----- RECORDS SHOWN -----

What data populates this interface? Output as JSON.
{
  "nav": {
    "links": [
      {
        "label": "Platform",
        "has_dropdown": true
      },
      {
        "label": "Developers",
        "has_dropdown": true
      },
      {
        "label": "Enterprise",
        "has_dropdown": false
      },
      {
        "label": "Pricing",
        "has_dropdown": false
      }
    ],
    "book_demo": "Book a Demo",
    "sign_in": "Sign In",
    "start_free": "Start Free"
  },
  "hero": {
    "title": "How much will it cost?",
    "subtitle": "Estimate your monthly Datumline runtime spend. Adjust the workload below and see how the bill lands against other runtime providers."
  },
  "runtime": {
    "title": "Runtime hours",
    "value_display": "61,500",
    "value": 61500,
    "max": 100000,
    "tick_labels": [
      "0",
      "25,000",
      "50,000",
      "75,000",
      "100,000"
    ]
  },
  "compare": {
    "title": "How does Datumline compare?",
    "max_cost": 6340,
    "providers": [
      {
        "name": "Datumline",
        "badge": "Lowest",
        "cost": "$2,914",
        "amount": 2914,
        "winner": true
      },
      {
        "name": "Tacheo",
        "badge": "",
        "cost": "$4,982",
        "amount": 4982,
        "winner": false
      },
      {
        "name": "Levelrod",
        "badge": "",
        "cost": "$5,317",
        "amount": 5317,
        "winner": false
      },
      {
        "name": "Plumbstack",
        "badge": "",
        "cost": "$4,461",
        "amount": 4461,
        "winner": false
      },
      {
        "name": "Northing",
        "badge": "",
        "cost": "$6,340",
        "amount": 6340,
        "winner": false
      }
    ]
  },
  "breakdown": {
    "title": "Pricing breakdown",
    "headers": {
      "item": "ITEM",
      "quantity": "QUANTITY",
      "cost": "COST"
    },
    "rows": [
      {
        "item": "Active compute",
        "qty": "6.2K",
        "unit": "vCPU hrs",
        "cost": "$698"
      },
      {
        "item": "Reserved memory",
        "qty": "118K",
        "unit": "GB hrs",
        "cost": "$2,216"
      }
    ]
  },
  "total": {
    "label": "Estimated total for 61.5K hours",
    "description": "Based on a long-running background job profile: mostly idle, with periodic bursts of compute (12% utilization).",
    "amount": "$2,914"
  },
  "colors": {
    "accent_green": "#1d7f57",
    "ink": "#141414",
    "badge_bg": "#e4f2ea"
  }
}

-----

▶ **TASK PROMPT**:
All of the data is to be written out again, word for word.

▶ **YOUR SOLUTION**:
What data populates this interface? Output as JSON.
{
  "nav": {
    "links": [
      {
        "label": "Platform",
        "has_dropdown": true
      },
      {
        "label": "Developers",
        "has_dropdown": true
      },
      {
        "label": "Enterprise",
        "has_dropdown": false
      },
      {
        "label": "Pricing",
        "has_dropdown": false
      }
    ],
    "book_demo": "Book a Demo",
    "sign_in": "Sign In",
    "start_free": "Start Free"
  },
  "hero": {
    "title": "How much will it cost?",
    "subtitle": "Estimate your monthly Datumline runtime spend. Adjust the workload below and see how the bill lands against other runtime providers."
  },
  "runtime": {
    "title": "Runtime hours",
    "value_display": "61,500",
    "value": 61500,
    "max": 100000,
    "tick_labels": [
      "0",
      "25,000",
      "50,000",
      "75,000",
      "100,000"
    ]
  },
  "compare": {
    "title": "How does Datumline compare?",
    "max_cost": 6340,
    "providers": [
      {
        "name": "Datumline",
        "badge": "Lowest",
        "cost": "$2,914",
        "amount": 2914,
        "winner": true
      },
      {
        "name": "Tacheo",
        "badge": "",
        "cost": "$4,982",
        "amount": 4982,
        "winner": false
      },
      {
        "name": "Levelrod",
        "badge": "",
        "cost": "$5,317",
        "amount": 5317,
        "winner": false
      },
      {
        "name": "Plumbstack",
        "badge": "",
        "cost": "$4,461",
        "amount": 4461,
        "winner": false
      },
      {
        "name": "Northing",
        "badge": "",
        "cost": "$6,340",
        "amount": 6340,
        "winner": false
      }
    ]
  },
  "breakdown": {
    "title": "Pricing breakdown",
    "headers": {
      "item": "ITEM",
      "quantity": "QUANTITY",
      "cost": "COST"
    },
    "rows": [
      {
        "item": "Active compute",
        "qty": "6.2K",
        "unit": "vCPU hrs",
        "cost": "$698"
      },
      {
        "item": "Reserved memory",
        "qty": "118K",
        "unit": "GB hrs",
        "cost": "$2,216"
      }
    ]
  },
  "total": {
    "label": "Estimated total for 61.5K hours",
    "description": "Based on a long-running background job profile: mostly idle, with periodic bursts of compute (12% utilization).",
    "amount": "$2,914"
  },
  "colors": {
    "accent_green": "#1d7f57",
    "ink": "#141414",
    "badge_bg": "#e4f2ea"
  }
}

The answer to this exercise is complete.